Sanctions are having a "serious impact" on the Iranian economy, even if their results may not be immediately obvious, US Defence
Secretary Leon Panetta said on Monday.
Panetta, speaking in Tunisia at the start of a Middle East tour that will also take him to Egypt, Israel and Jordan, repeated the US government's insistence that all options were on the table to stop Tehran developing nuclear weapons.
"We recognise that these sanctions are having a serious impact in terms of the economy of Iran," he said.
"While the results of that may not be obvious at the moment, the fact is that they've expressed a willingness to try to negotiate (with the P5+1 powers) and they continue to seem interested in trying to find a diplomatic solution," he added.
The P5+1 group of nations are the five permanent members of the UN Security Council plus Germany that have been involved in negotiations to try to curb Iran's nuclear activities.
Panetta's comments come just a day after US President Barack Obama's Republican challenger Mitt Romney, during a trip to Jerusalem, backed Israel's right to thwart Iran's nuclear programme, which Tehran says has purely peaceful aims.
The Security Council has demanded Iran suspend all uranium enrichment and has imposed four sets of sanctions to pressure it to comply.
The United States and the European Union have added their own sanctions on Iran, but the Islamic republic has defiantly said it would continue with its nuclear activities.
"What we all need to do is to continue the pressure economically and diplomatically," said Panetta.
But "the United States will not tolerate an Iran that develops a nuclear weapon. We are prepared to exercise all options to ensure that does not happen.
"We have a full range of options in order to deal with that essential threat," the Pentagon chief said, without elaborating.
Meetings between Israeli and US officials have multiplied in recent months, with the Obama administration trying to persuade the Jewish state to give time for the sanctions to take effect.
Panetta is scheduled to travel to Jerusalem on Tuesday, via Cairo, for a visit during which he is expected to meet Israeli Prime Minister Benjamin Netanyahu.
Netanyahu told Romney, Obama's election rival, on Sunday that it was important to have "a strong and credible military threat" because sanctions and diplomacy "so far have not set back the Iranian programme by one iota."
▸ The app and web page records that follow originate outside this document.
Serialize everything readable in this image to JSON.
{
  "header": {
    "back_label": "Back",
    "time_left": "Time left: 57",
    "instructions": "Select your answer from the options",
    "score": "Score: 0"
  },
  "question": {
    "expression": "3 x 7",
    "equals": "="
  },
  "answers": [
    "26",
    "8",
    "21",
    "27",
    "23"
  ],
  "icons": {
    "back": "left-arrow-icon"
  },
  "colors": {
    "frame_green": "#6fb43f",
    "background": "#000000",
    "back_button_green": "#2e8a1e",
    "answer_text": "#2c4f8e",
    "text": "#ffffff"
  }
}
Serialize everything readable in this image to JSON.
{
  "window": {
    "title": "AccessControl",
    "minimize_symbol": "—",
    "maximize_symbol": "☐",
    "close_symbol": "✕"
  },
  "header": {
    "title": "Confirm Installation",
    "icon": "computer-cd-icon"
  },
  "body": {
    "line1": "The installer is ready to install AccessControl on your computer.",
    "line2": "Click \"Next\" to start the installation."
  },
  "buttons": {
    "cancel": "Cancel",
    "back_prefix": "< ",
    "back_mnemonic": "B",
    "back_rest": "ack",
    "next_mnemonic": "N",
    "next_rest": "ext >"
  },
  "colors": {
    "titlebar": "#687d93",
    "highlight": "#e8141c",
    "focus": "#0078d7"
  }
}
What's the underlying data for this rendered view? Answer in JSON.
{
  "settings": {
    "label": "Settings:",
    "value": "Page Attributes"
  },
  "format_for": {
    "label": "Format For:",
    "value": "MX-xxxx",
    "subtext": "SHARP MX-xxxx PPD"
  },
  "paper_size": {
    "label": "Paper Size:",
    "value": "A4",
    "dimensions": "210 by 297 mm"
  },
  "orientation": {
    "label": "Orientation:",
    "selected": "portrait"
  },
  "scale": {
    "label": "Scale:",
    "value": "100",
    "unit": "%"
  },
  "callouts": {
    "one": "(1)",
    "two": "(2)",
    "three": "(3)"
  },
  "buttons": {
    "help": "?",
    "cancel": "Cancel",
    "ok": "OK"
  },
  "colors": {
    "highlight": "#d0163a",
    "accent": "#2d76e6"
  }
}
Ahead of his arrival in Tunisia, Panetta said Obama had made clear that he respected the sovereignty of the Jewish state "and their ability to make decisions with regards to their own security."